EXERCISE PROMPT. Please report each line in the material below that includes "data".

THE RECORDS.
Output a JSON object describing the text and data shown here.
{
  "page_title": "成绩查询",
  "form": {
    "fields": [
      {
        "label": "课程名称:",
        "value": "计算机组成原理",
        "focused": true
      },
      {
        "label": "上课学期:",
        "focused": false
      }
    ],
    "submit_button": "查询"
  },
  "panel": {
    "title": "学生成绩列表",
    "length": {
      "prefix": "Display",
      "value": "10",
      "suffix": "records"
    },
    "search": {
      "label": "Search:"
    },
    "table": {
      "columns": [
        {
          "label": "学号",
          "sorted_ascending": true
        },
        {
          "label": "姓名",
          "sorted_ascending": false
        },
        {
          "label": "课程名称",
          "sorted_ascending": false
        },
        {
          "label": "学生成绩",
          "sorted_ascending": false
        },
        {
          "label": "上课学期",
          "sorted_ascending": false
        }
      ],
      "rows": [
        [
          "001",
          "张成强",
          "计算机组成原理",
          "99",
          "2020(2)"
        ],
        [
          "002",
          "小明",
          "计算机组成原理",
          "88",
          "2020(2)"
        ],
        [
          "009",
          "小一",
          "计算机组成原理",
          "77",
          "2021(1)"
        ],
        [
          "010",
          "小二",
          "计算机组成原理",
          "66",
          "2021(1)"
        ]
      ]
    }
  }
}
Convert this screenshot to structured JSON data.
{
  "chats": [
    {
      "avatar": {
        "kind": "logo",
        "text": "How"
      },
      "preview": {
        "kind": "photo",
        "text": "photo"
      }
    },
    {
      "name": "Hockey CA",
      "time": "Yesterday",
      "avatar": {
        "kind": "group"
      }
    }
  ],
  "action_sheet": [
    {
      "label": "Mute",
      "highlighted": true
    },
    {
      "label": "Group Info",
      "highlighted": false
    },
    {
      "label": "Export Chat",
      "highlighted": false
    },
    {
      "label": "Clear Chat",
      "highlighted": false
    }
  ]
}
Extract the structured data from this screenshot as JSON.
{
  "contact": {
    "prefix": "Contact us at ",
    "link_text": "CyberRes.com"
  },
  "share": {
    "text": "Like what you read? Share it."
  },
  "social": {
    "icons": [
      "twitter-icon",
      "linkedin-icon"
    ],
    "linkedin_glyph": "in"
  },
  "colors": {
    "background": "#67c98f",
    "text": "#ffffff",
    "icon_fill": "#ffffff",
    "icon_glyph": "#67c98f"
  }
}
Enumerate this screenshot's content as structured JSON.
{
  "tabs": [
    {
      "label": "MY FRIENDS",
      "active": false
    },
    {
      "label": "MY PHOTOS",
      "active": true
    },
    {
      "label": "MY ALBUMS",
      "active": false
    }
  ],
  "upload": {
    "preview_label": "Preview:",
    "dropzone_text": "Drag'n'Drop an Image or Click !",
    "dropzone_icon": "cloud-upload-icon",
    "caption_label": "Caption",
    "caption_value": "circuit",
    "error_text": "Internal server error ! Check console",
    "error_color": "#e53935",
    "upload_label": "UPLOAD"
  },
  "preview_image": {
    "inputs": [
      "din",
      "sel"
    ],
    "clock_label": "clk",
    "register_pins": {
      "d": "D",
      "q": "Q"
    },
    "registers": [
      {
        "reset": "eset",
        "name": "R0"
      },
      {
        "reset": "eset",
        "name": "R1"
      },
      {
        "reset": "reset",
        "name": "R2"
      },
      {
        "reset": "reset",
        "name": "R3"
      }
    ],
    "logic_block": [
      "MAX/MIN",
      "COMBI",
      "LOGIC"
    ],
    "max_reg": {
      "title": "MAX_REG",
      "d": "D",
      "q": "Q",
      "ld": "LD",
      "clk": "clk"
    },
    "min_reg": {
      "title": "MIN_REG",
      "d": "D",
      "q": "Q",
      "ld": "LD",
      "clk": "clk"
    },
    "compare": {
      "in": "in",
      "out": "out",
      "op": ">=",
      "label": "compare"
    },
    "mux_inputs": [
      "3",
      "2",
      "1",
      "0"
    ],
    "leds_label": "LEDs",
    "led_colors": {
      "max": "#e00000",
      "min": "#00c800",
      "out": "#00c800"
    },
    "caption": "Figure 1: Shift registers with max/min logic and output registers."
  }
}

OUTPUT FOR THIS TASK.
Output a JSON object describing the text and data shown here.
Convert this screenshot to structured JSON data.
Extract the structured data from this screenshot as JSON.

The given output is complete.